» Task prompt
Please restate the data below word for word, omitting all images.
*** Opening Data to examine ***
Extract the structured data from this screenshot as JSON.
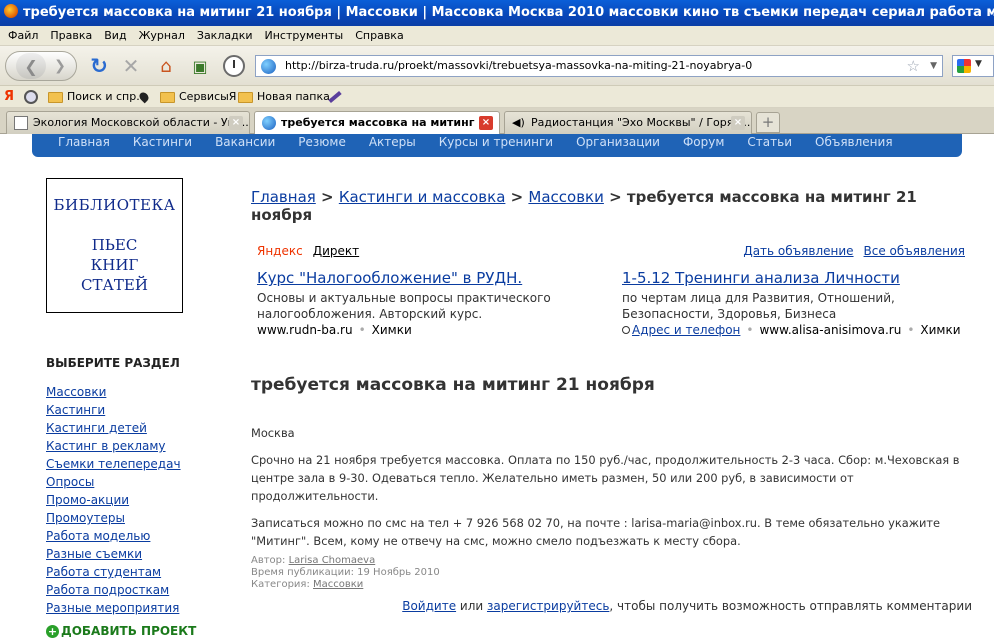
{
  "window": {
    "title": "требуется массовка на митинг 21 ноября | Массовки | Массовка Москва 2010 массовки кино тв съемки передач сериал работа массовка кастинги учас"
  },
  "menu": [
    "Файл",
    "Правка",
    "Вид",
    "Журнал",
    "Закладки",
    "Инструменты",
    "Справка"
  ],
  "toolbar": {
    "url": "http://birza-truda.ru/proekt/massovki/trebuetsya-massovka-na-miting-21-noyabrya-0"
  },
  "bookmarks": [
    {
      "label": "Поиск и спр."
    },
    {
      "label": "СервисыЯ"
    },
    {
      "label": "Новая папка"
    }
  ],
  "tabs": [
    {
      "label": "Экология Московской области - Упр...",
      "active": false
    },
    {
      "label": "требуется массовка на митинг ...",
      "active": true
    },
    {
      "label": "Радиостанция \"Эхо Москвы\" / Горяч...",
      "active": false
    }
  ],
  "sitenav": [
    "Главная",
    "Кастинги",
    "Вакансии",
    "Резюме",
    "Актеры",
    "Курсы и тренинги",
    "Организации",
    "Форум",
    "Статьи",
    "Объявления"
  ],
  "banner": {
    "line1": "БИБЛИОТЕКА",
    "line2": "ПЬЕС",
    "line3": "КНИГ",
    "line4": "СТАТЕЙ"
  },
  "sidebar": {
    "title": "ВЫБЕРИТЕ РАЗДЕЛ",
    "items": [
      "Массовки",
      "Кастинги",
      "Кастинги детей",
      "Кастинг в рекламу",
      "Съемки телепередач",
      "Опросы",
      "Промо-акции",
      "Промоутеры",
      "Работа моделью",
      "Разные съемки",
      "Работа студентам",
      "Работа подросткам",
      "Разные мероприятия"
    ],
    "add_project": "ДОБАВИТЬ ПРОЕКТ"
  },
  "breadcrumb": {
    "home": "Главная",
    "sep": " > ",
    "castings": "Кастинги и массовка",
    "massovki": "Массовки",
    "current": "требуется массовка на митинг 21 ноября"
  },
  "ads": {
    "yandex": "Яндекс",
    "direct": "Директ",
    "give_ad": "Дать объявление",
    "all_ads": "Все объявления",
    "items": [
      {
        "title": "Курс \"Налогообложение\" в РУДН.",
        "text": "Основы и актуальные вопросы практического налогообложения. Авторский курс.",
        "site": "www.rudn-ba.ru",
        "city": "Химки"
      },
      {
        "title": "1-5.12 Тренинги анализа Личности",
        "text": "по чертам лица для Развития, Отношений, Безопасности, Здоровья, Бизнеса",
        "addr": "Адрес и телефон",
        "site": "www.alisa-anisimova.ru",
        "city": "Химки"
      }
    ]
  },
  "article": {
    "title": "требуется массовка на митинг 21 ноября",
    "city": "Москва",
    "p1": "Срочно на 21 ноября требуется массовка. Оплата по 150 руб./час, продолжительность 2-3 часа. Сбор: м.Чеховская в центре зала в 9-30. Одеваться тепло. Желательно иметь размен, 50 или 200 руб, в зависимости от продолжительности.",
    "p2": "Записаться можно по смс на тел + 7 926 568 02 70, на почте : larisa-maria@inbox.ru. В теме обязательно укажите \"Митинг\". Всем, кому не отвечу на смс, можно смело подъезжать к месту сбора.",
    "author_label": "Автор:",
    "author": "Larisa Chomaeva",
    "published_label": "Время публикации:",
    "published": "19 Ноябрь 2010",
    "category_label": "Категория:",
    "category": "Массовки"
  },
  "comments": {
    "login": "Войдите",
    "or": " или ",
    "register": "зарегистрируйтесь",
    "rest": ", чтобы получить возможность отправлять комментарии"
  }
}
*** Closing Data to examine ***
» Answer box
Extract the structured data from this screenshot as JSON.
{
  "window": {
    "title": "требуется массовка на митинг 21 ноября | Массовки | Массовка Москва 2010 массовки кино тв съемки передач сериал работа массовка кастинги учас"
  },
  "menu": [
    "Файл",
    "Правка",
    "Вид",
    "Журнал",
    "Закладки",
    "Инструменты",
    "Справка"
  ],
  "toolbar": {
    "url": "http://birza-truda.ru/proekt/massovki/trebuetsya-massovka-na-miting-21-noyabrya-0"
  },
  "bookmarks": [
    {
      "label": "Поиск и спр."
    },
    {
      "label": "СервисыЯ"
    },
    {
      "label": "Новая папка"
    }
  ],
  "tabs": [
    {
      "label": "Экология Московской области - Упр...",
      "active": false
    },
    {
      "label": "требуется массовка на митинг ...",
      "active": true
    },
    {
      "label": "Радиостанция \"Эхо Москвы\" / Горяч...",
      "active": false
    }
  ],
  "sitenav": [
    "Главная",
    "Кастинги",
    "Вакансии",
    "Резюме",
    "Актеры",
    "Курсы и тренинги",
    "Организации",
    "Форум",
    "Статьи",
    "Объявления"
  ],
  "banner": {
    "line1": "БИБЛИОТЕКА",
    "line2": "ПЬЕС",
    "line3": "КНИГ",
    "line4": "СТАТЕЙ"
  },
  "sidebar": {
    "title": "ВЫБЕРИТЕ РАЗДЕЛ",
    "items": [
      "Массовки",
      "Кастинги",
      "Кастинги детей",
      "Кастинг в рекламу",
      "Съемки телепередач",
      "Опросы",
      "Промо-акции",
      "Промоутеры",
      "Работа моделью",
      "Разные съемки",
      "Работа студентам",
      "Работа подросткам",
      "Разные мероприятия"
    ],
    "add_project": "ДОБАВИТЬ ПРОЕКТ"
  },
  "breadcrumb": {
    "home": "Главная",
    "sep": " > ",
    "castings": "Кастинги и массовка",
    "massovki": "Массовки",
    "current": "требуется массовка на митинг 21 ноября"
  },
  "ads": {
    "yandex": "Яндекс",
    "direct": "Директ",
    "give_ad": "Дать объявление",
    "all_ads": "Все объявления",
    "items": [
      {
        "title": "Курс \"Налогообложение\" в РУДН.",
        "text": "Основы и актуальные вопросы практического налогообложения. Авторский курс.",
        "site": "www.rudn-ba.ru",
        "city": "Химки"
      },
      {
        "title": "1-5.12 Тренинги анализа Личности",
        "text": "по чертам лица для Развития, Отношений, Безопасности, Здоровья, Бизнеса",
        "addr": "Адрес и телефон",
        "site": "www.alisa-anisimova.ru",
        "city": "Химки"
      }
    ]
  },
  "article": {
    "title": "требуется массовка на митинг 21 ноября",
    "city": "Москва",
    "p1": "Срочно на 21 ноября требуется массовка. Оплата по 150 руб./час, продолжительность 2-3 часа. Сбор: м.Чеховская в центре зала в 9-30. Одеваться тепло. Желательно иметь размен, 50 или 200 руб, в зависимости от продолжительности.",
    "p2": "Записаться можно по смс на тел + 7 926 568 02 70, на почте : larisa-maria@inbox.ru. В теме обязательно укажите \"Митинг\". Всем, кому не отвечу на смс, можно смело подъезжать к месту сбора.",
    "author_label": "Автор:",
    "author": "Larisa Chomaeva",
    "published_label": "Время публикации:",
    "published": "19 Ноябрь 2010",
    "category_label": "Категория:",
    "category": "Массовки"
  },
  "comments": {
    "login": "Войдите",
    "or": " или ",
    "register": "зарегистрируйтесь",
    "rest": ", чтобы получить возможность отправлять комментарии"
  }
}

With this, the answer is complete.